### Aim of the exercise
Repeat the records exactly. Every line must match.

*** Opening of Dataset entries ***

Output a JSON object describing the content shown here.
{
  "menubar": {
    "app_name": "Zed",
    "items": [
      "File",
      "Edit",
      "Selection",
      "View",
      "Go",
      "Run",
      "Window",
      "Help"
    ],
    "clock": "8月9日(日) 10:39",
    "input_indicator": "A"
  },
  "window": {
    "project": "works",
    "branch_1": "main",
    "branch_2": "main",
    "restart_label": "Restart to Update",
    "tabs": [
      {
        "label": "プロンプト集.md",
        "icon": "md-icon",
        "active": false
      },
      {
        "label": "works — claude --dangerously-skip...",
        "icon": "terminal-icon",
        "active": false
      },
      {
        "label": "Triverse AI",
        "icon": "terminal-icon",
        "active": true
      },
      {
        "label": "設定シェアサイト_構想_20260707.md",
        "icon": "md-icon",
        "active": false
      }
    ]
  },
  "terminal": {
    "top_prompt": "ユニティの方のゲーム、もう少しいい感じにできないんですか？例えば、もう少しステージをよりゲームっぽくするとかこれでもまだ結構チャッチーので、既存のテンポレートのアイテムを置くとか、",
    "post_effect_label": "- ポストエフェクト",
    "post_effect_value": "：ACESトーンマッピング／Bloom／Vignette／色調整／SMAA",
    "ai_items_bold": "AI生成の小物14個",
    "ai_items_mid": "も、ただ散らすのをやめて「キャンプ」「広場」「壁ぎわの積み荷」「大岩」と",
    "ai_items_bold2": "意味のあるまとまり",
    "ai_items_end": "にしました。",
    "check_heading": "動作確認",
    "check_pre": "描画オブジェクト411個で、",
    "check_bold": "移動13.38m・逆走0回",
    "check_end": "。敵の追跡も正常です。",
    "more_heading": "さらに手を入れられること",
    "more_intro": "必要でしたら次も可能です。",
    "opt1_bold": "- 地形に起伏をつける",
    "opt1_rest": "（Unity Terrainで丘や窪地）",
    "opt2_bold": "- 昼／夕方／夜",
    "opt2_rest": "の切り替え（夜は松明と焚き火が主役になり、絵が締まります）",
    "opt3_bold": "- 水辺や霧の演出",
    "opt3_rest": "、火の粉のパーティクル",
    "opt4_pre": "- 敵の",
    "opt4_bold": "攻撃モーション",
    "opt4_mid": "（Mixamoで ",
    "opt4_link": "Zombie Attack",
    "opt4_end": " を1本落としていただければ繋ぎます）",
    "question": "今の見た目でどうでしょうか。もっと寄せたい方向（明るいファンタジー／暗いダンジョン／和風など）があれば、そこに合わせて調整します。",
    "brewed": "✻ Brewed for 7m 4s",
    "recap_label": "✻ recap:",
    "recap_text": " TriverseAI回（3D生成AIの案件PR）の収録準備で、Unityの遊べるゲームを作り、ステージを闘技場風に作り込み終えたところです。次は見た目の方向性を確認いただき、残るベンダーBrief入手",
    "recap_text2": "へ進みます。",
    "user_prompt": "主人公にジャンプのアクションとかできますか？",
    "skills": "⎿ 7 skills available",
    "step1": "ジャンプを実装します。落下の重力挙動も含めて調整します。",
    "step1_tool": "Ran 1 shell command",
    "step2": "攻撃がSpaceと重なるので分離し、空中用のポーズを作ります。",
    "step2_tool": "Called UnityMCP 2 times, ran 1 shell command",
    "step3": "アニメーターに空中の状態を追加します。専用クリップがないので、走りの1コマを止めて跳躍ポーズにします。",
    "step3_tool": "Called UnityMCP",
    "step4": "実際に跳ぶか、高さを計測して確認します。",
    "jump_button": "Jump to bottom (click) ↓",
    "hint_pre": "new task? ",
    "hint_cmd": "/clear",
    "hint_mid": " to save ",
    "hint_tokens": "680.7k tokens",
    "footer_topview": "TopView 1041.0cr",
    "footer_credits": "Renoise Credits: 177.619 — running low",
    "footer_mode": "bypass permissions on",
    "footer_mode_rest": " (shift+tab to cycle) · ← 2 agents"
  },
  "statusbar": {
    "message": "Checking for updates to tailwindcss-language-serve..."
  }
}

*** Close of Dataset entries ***

### Response
Output a JSON object describing the content shown here.
{
  "menubar": {
    "app_name": "Zed",
    "items": [
      "File",
      "Edit",
      "Selection",
      "View",
      "Go",
      "Run",
      "Window",
      "Help"
    ],
    "clock": "8月9日(日) 10:39",
    "input_indicator": "A"
  },
  "window": {
    "project": "works",
    "branch_1": "main",
    "branch_2": "main",
    "restart_label": "Restart to Update",
    "tabs": [
      {
        "label": "プロンプト集.md",
        "icon": "md-icon",
        "active": false
      },
      {
        "label": "works — claude --dangerously-skip...",
        "icon": "terminal-icon",
        "active": false
      },
      {
        "label": "Triverse AI",
        "icon": "terminal-icon",
        "active": true
      },
      {
        "label": "設定シェアサイト_構想_20260707.md",
        "icon": "md-icon",
        "active": false
      }
    ]
  },
  "terminal": {
    "top_prompt": "ユニティの方のゲーム、もう少しいい感じにできないんですか？例えば、もう少しステージをよりゲームっぽくするとかこれでもまだ結構チャッチーので、既存のテンポレートのアイテムを置くとか、",
    "post_effect_label": "- ポストエフェクト",
    "post_effect_value": "：ACESトーンマッピング／Bloom／Vignette／色調整／SMAA",
    "ai_items_bold": "AI生成の小物14個",
    "ai_items_mid": "も、ただ散らすのをやめて「キャンプ」「広場」「壁ぎわの積み荷」「大岩」と",
    "ai_items_bold2": "意味のあるまとまり",
    "ai_items_end": "にしました。",
    "check_heading": "動作確認",
    "check_pre": "描画オブジェクト411個で、",
    "check_bold": "移動13.38m・逆走0回",
    "check_end": "。敵の追跡も正常です。",
    "more_heading": "さらに手を入れられること",
    "more_intro": "必要でしたら次も可能です。",
    "opt1_bold": "- 地形に起伏をつける",
    "opt1_rest": "（Unity Terrainで丘や窪地）",
    "opt2_bold": "- 昼／夕方／夜",
    "opt2_rest": "の切り替え（夜は松明と焚き火が主役になり、絵が締まります）",
    "opt3_bold": "- 水辺や霧の演出",
    "opt3_rest": "、火の粉のパーティクル",
    "opt4_pre": "- 敵の",
    "opt4_bold": "攻撃モーション",
    "opt4_mid": "（Mixamoで ",
    "opt4_link": "Zombie Attack",
    "opt4_end": " を1本落としていただければ繋ぎます）",
    "question": "今の見た目でどうでしょうか。もっと寄せたい方向（明るいファンタジー／暗いダンジョン／和風など）があれば、そこに合わせて調整します。",
    "brewed": "✻ Brewed for 7m 4s",
    "recap_label": "✻ recap:",
    "recap_text": " TriverseAI回（3D生成AIの案件PR）の収録準備で、Unityの遊べるゲームを作り、ステージを闘技場風に作り込み終えたところです。次は見た目の方向性を確認いただき、残るベンダーBrief入手",
    "recap_text2": "へ進みます。",
    "user_prompt": "主人公にジャンプのアクションとかできますか？",
    "skills": "⎿ 7 skills available",
    "step1": "ジャンプを実装します。落下の重力挙動も含めて調整します。",
    "step1_tool": "Ran 1 shell command",
    "step2": "攻撃がSpaceと重なるので分離し、空中用のポーズを作ります。",
    "step2_tool": "Called UnityMCP 2 times, ran 1 shell command",
    "step3": "アニメーターに空中の状態を追加します。専用クリップがないので、走りの1コマを止めて跳躍ポーズにします。",
    "step3_tool": "Called UnityMCP",
    "step4": "実際に跳ぶか、高さを計測して確認します。",
    "jump_button": "Jump to bottom (click) ↓",
    "hint_pre": "new task? ",
    "hint_cmd": "/clear",
    "hint_mid": " to save ",
    "hint_tokens": "680.7k tokens",
    "footer_topview": "TopView 1041.0cr",
    "footer_credits": "Renoise Credits: 177.619 — running low",
    "footer_mode": "bypass permissions on",
    "footer_mode_rest": " (shift+tab to cycle) · ← 2 agents"
  },
  "statusbar": {
    "message": "Checking for updates to tailwindcss-language-serve..."
  }
}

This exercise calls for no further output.